For those working in companies and organisations that store the private data of individuals, there are compelling legal reasons why you needed to know.
Consumers had a high level of awareness about it also, chiefly because their inboxes filled up with emails from companies asking them to “opt in” to marketing databases ahead of the deadline so they could continue to receive such emails.
In the background, though, another important piece of legislation came in on the same day in the UK; the Data Protection Act 2018 (DPA 2018). It almost passed unnoticed in the tsunami of GDPR emails, but it’s important to be aware of what it could mean for you and your organisation.
Emma Fox of UK law firm TLT LLP has helpfully pulled out five things you need to know.
It Brexit-proofs GDPR
Says Emma: “It might not be the word on everyone's lips anymore, but Brexit is coming. Whilst the DPA 2018 does not directly transpose the GDPR into UK law post-Brexit – this is the job of the European Union (Withdrawal) Bill – the DPA 2018 assists with that transposition.”
It provides for exemptions
GDPR itself does not describe “exemptions and derogations”, says Emma, because that is left to Member States.
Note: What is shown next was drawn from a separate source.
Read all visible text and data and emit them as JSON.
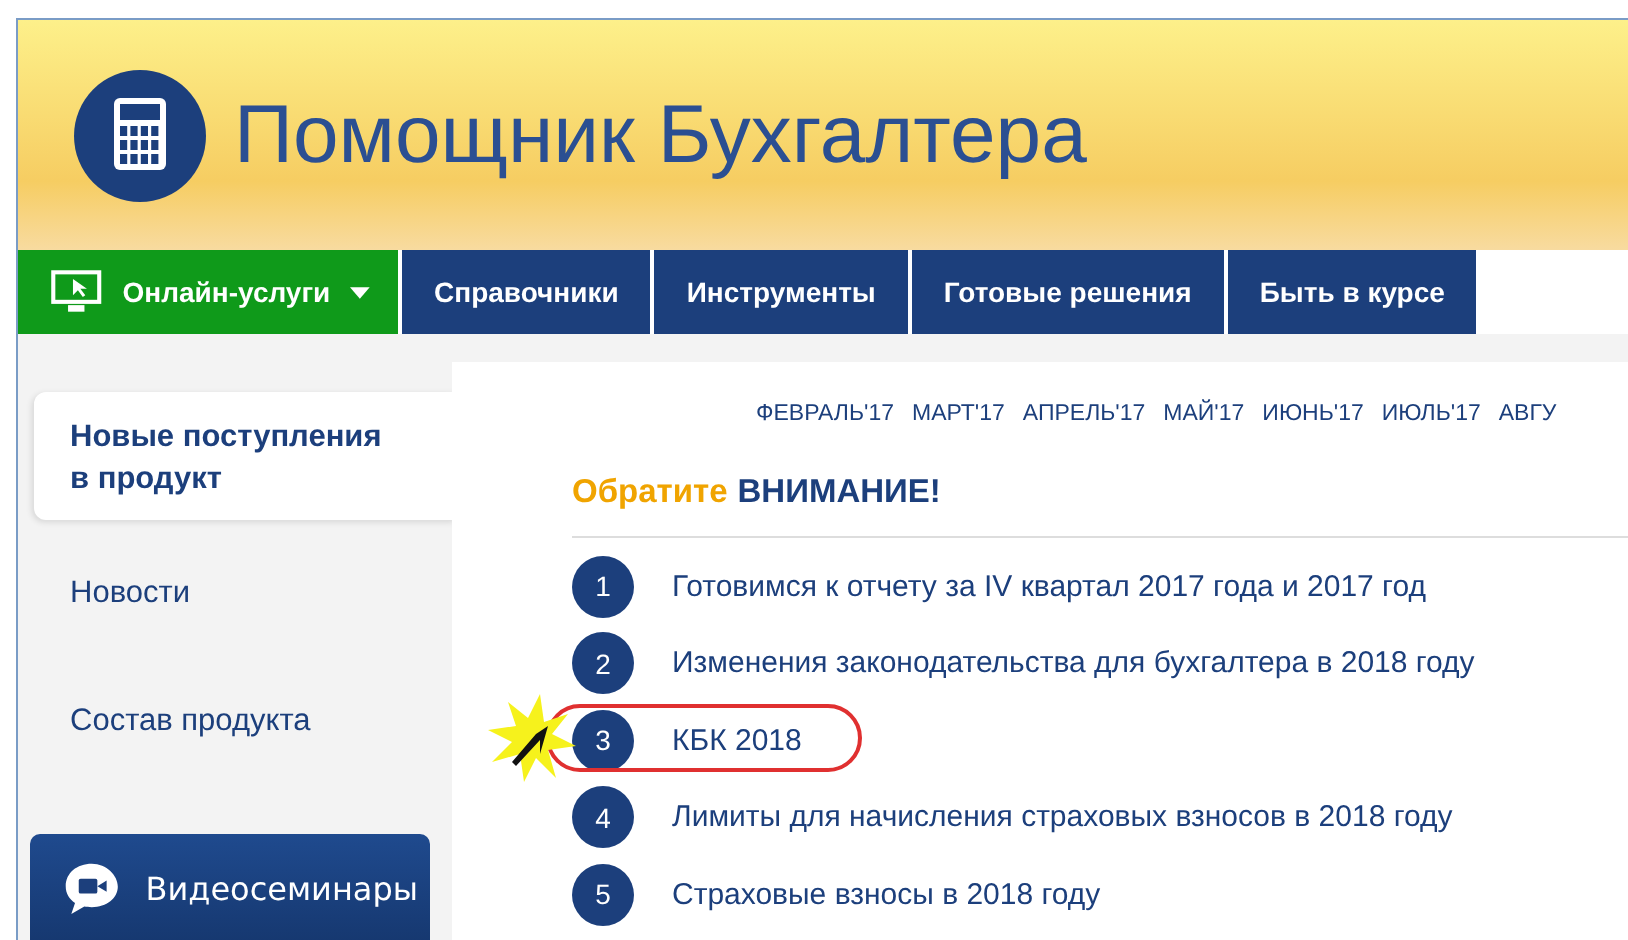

DPA 2018 will introduce “broadly similar” exemptions, such as a provision that allows the processing of certain personal data when it comes to offering insurance.
It implements the Law Enforcement Directive in the UK
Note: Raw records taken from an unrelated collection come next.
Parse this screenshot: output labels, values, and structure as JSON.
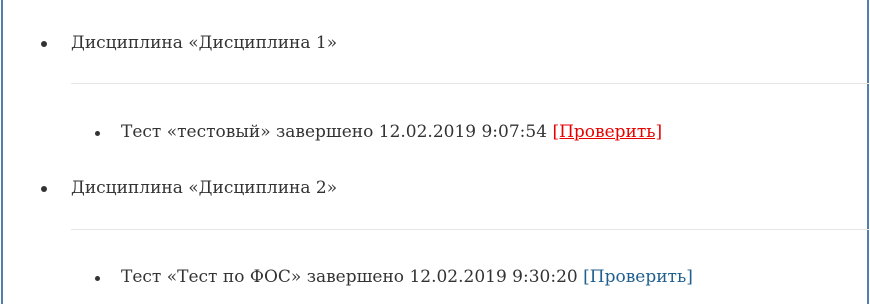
{
  "colors": {
    "frame_border": "#4f80b0",
    "text": "#333333",
    "link_active": "#e60000",
    "link_default": "#1f5f8f",
    "separator": "#e6e6e6"
  },
  "disciplines": [
    {
      "label": "Дисциплина «Дисциплина 1»",
      "tests": [
        {
          "text": "Тест «тестовый» завершено 12.02.2019 9:07:54",
          "action": "[Проверить]",
          "action_state": "hover"
        }
      ]
    },
    {
      "label": "Дисциплина «Дисциплина 2»",
      "tests": [
        {
          "text": "Тест «Тест по ФОС» завершено 12.02.2019 9:30:20",
          "action": "[Проверить]",
          "action_state": "normal"
        }
      ]
    }
  ]
}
This is a separate EU law that allows the processing of personal data by law enforcement agencies. Part 3 of the DPA 2018 allows that to be imported into UK law, while part 4 confers the same rights for use and processing of data by the intelligence services.
It creates additional offences
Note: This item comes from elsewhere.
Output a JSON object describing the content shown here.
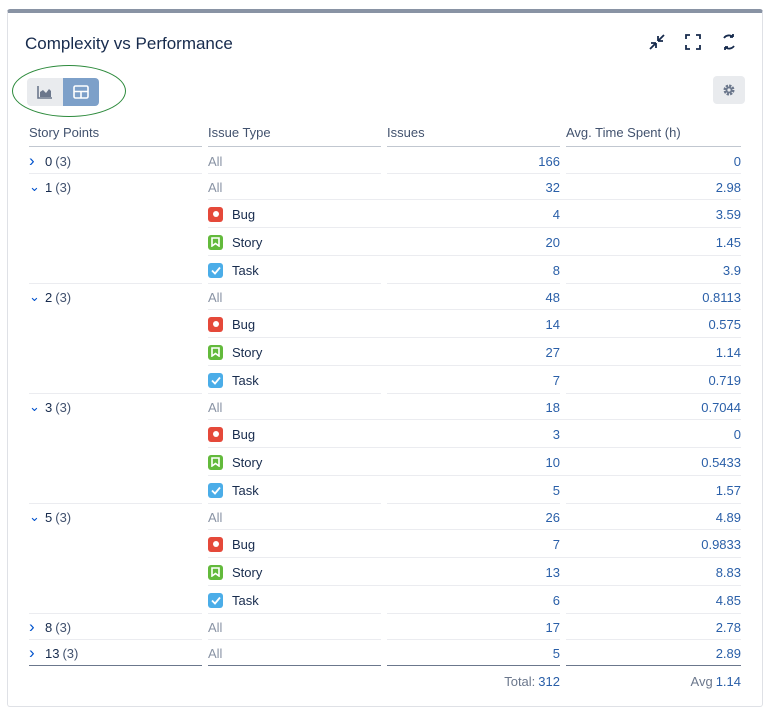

Existing offences include unlawfully obtaining personal data without the data controller's consent. The DPA 2018 introduces some new offences, including “re-identifying de-identified personal data” and changing or destroying personal data to avoid having to disclose it following a person’s lawful request to see what personal data might be held about them.
It clarifies the role of the Information Commissioner’s Office (ICO)
This ensures that the role of the ICO enshrined in GDPR will be mirrored in UK law via the DPA 2018. It also adds certain obligations such as creating codes of practice. Finally, it sets out the ICO’s rights, such as auditing and requiring disclosure of data and information.
In summary, the DPA 2018 creates the framework by which GDPR will mirrored in UK law after Brexit, and it creates some additional requirements and provisions with which you will need to become familiar.